[PROBLEM DESCRIPTION] Please restate each line of the data below exactly. Omit all images.

[Collected data]
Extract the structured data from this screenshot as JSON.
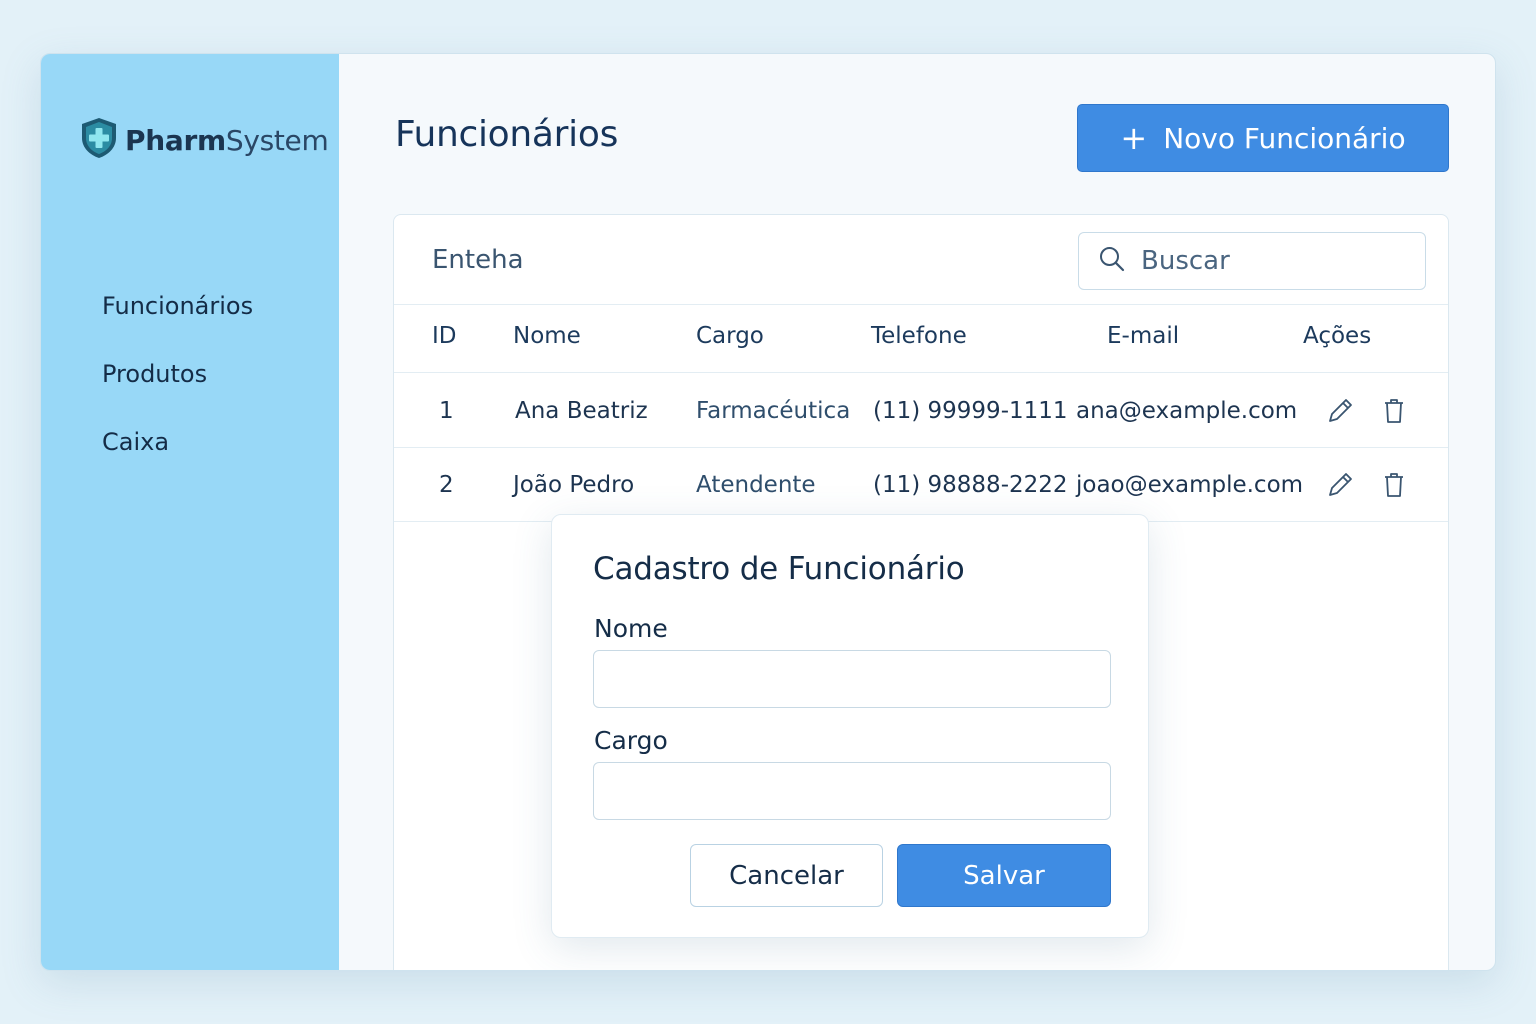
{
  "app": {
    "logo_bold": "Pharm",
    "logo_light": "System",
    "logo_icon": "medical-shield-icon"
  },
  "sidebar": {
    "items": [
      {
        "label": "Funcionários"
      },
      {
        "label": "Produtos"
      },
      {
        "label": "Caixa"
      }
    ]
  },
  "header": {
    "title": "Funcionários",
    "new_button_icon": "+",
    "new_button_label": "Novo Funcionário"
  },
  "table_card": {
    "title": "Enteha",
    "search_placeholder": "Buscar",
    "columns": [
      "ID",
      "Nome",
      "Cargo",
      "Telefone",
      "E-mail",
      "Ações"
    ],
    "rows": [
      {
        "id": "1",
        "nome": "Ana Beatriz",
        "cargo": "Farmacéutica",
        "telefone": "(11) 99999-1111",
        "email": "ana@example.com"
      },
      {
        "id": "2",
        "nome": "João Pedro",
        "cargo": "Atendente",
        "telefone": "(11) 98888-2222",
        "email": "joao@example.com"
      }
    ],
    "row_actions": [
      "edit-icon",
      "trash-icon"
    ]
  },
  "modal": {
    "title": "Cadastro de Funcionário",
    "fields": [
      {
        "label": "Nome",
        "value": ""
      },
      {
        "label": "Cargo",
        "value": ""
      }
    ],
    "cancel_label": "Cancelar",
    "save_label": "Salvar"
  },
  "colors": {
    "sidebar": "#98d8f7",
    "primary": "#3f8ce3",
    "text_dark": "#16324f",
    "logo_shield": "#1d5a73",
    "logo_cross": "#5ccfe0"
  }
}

[ANSWER TO THE PROBLEM]
Extract the structured data from this screenshot as JSON.
{
  "app": {
    "logo_bold": "Pharm",
    "logo_light": "System",
    "logo_icon": "medical-shield-icon"
  },
  "sidebar": {
    "items": [
      {
        "label": "Funcionários"
      },
      {
        "label": "Produtos"
      },
      {
        "label": "Caixa"
      }
    ]
  },
  "header": {
    "title": "Funcionários",
    "new_button_icon": "+",
    "new_button_label": "Novo Funcionário"
  },
  "table_card": {
    "title": "Enteha",
    "search_placeholder": "Buscar",
    "columns": [
      "ID",
      "Nome",
      "Cargo",
      "Telefone",
      "E-mail",
      "Ações"
    ],
    "rows": [
      {
        "id": "1",
        "nome": "Ana Beatriz",
        "cargo": "Farmacéutica",
        "telefone": "(11) 99999-1111",
        "email": "ana@example.com"
      },
      {
        "id": "2",
        "nome": "João Pedro",
        "cargo": "Atendente",
        "telefone": "(11) 98888-2222",
        "email": "joao@example.com"
      }
    ],
    "row_actions": [
      "edit-icon",
      "trash-icon"
    ]
  },
  "modal": {
    "title": "Cadastro de Funcionário",
    "fields": [
      {
        "label": "Nome",
        "value": ""
      },
      {
        "label": "Cargo",
        "value": ""
      }
    ],
    "cancel_label": "Cancelar",
    "save_label": "Salvar"
  },
  "colors": {
    "sidebar": "#98d8f7",
    "primary": "#3f8ce3",
    "text_dark": "#16324f",
    "logo_shield": "#1d5a73",
    "logo_cross": "#5ccfe0"
  }
}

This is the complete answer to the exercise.